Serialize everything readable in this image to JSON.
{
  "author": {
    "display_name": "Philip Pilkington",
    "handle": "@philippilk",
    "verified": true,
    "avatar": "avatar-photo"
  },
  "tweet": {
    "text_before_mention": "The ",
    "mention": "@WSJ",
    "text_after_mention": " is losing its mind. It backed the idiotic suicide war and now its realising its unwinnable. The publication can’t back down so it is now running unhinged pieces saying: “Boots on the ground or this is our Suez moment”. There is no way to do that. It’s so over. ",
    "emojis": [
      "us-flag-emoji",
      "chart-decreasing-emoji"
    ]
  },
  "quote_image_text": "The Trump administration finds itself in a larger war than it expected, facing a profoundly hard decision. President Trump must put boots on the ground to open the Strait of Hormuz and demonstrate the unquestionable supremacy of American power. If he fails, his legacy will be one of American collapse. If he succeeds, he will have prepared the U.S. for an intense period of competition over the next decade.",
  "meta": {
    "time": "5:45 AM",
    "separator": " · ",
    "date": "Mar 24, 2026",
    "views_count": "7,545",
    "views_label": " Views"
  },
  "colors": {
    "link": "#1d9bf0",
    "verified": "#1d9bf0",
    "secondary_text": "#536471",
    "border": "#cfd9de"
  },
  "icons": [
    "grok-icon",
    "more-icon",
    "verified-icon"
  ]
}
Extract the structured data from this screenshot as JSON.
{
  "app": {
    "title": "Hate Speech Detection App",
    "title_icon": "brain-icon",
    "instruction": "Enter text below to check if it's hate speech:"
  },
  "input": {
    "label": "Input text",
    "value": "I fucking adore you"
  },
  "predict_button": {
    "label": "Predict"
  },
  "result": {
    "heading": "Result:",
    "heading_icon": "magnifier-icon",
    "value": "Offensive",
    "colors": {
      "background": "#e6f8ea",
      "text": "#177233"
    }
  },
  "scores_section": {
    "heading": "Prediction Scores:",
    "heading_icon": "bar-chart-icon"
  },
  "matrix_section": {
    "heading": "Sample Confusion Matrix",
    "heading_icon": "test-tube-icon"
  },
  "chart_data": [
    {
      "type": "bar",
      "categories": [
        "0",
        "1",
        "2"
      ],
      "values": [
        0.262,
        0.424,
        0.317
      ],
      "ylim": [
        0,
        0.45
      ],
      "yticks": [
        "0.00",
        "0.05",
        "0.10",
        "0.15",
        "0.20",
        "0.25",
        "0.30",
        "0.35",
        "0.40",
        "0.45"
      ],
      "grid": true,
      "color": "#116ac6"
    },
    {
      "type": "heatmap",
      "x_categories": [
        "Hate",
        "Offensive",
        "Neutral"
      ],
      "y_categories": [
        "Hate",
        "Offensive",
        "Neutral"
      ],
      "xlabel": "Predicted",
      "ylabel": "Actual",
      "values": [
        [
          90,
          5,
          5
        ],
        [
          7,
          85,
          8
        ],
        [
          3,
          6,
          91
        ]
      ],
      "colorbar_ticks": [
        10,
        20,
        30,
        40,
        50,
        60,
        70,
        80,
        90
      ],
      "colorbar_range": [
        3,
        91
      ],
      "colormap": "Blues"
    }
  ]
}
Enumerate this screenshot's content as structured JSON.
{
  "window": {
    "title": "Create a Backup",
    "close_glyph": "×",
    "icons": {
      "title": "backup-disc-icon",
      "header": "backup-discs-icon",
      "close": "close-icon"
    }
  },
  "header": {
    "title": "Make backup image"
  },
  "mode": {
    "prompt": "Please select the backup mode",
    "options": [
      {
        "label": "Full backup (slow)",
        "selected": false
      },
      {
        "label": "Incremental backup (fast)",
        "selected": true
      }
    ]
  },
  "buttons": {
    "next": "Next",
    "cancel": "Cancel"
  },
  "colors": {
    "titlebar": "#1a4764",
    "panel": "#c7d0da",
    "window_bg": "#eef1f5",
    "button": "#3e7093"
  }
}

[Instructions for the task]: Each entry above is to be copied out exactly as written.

[Solution]:
Serialize everything readable in this image to JSON.
{
  "author": {
    "display_name": "Philip Pilkington",
    "handle": "@philippilk",
    "verified": true,
    "avatar": "avatar-photo"
  },
  "tweet": {
    "text_before_mention": "The ",
    "mention": "@WSJ",
    "text_after_mention": " is losing its mind. It backed the idiotic suicide war and now its realising its unwinnable. The publication can’t back down so it is now running unhinged pieces saying: “Boots on the ground or this is our Suez moment”. There is no way to do that. It’s so over. ",
    "emojis": [
      "us-flag-emoji",
      "chart-decreasing-emoji"
    ]
  },
  "quote_image_text": "The Trump administration finds itself in a larger war than it expected, facing a profoundly hard decision. President Trump must put boots on the ground to open the Strait of Hormuz and demonstrate the unquestionable supremacy of American power. If he fails, his legacy will be one of American collapse. If he succeeds, he will have prepared the U.S. for an intense period of competition over the next decade.",
  "meta": {
    "time": "5:45 AM",
    "separator": " · ",
    "date": "Mar 24, 2026",
    "views_count": "7,545",
    "views_label": " Views"
  },
  "colors": {
    "link": "#1d9bf0",
    "verified": "#1d9bf0",
    "secondary_text": "#536471",
    "border": "#cfd9de"
  },
  "icons": [
    "grok-icon",
    "more-icon",
    "verified-icon"
  ]
}
Extract the structured data from this screenshot as JSON.
{
  "app": {
    "title": "Hate Speech Detection App",
    "title_icon": "brain-icon",
    "instruction": "Enter text below to check if it's hate speech:"
  },
  "input": {
    "label": "Input text",
    "value": "I fucking adore you"
  },
  "predict_button": {
    "label": "Predict"
  },
  "result": {
    "heading": "Result:",
    "heading_icon": "magnifier-icon",
    "value": "Offensive",
    "colors": {
      "background": "#e6f8ea",
      "text": "#177233"
    }
  },
  "scores_section": {
    "heading": "Prediction Scores:",
    "heading_icon": "bar-chart-icon"
  },
  "matrix_section": {
    "heading": "Sample Confusion Matrix",
    "heading_icon": "test-tube-icon"
  },
  "chart_data": [
    {
      "type": "bar",
      "categories": [
        "0",
        "1",
        "2"
      ],
      "values": [
        0.262,
        0.424,
        0.317
      ],
      "ylim": [
        0,
        0.45
      ],
      "yticks": [
        "0.00",
        "0.05",
        "0.10",
        "0.15",
        "0.20",
        "0.25",
        "0.30",
        "0.35",
        "0.40",
        "0.45"
      ],
      "grid": true,
      "color": "#116ac6"
    },
    {
      "type": "heatmap",
      "x_categories": [
        "Hate",
        "Offensive",
        "Neutral"
      ],
      "y_categories": [
        "Hate",
        "Offensive",
        "Neutral"
      ],
      "xlabel": "Predicted",
      "ylabel": "Actual",
      "values": [
        [
          90,
          5,
          5
        ],
        [
          7,
          85,
          8
        ],
        [
          3,
          6,
          91
        ]
      ],
      "colorbar_ticks": [
        10,
        20,
        30,
        40,
        50,
        60,
        70,
        80,
        90
      ],
      "colorbar_range": [
        3,
        91
      ],
      "colormap": "Blues"
    }
  ]
}
Enumerate this screenshot's content as structured JSON.
{
  "window": {
    "title": "Create a Backup",
    "close_glyph": "×",
    "icons": {
      "title": "backup-disc-icon",
      "header": "backup-discs-icon",
      "close": "close-icon"
    }
  },
  "header": {
    "title": "Make backup image"
  },
  "mode": {
    "prompt": "Please select the backup mode",
    "options": [
      {
        "label": "Full backup (slow)",
        "selected": false
      },
      {
        "label": "Incremental backup (fast)",
        "selected": true
      }
    ]
  },
  "buttons": {
    "next": "Next",
    "cancel": "Cancel"
  },
  "colors": {
    "titlebar": "#1a4764",
    "panel": "#c7d0da",
    "window_bg": "#eef1f5",
    "button": "#3e7093"
  }
}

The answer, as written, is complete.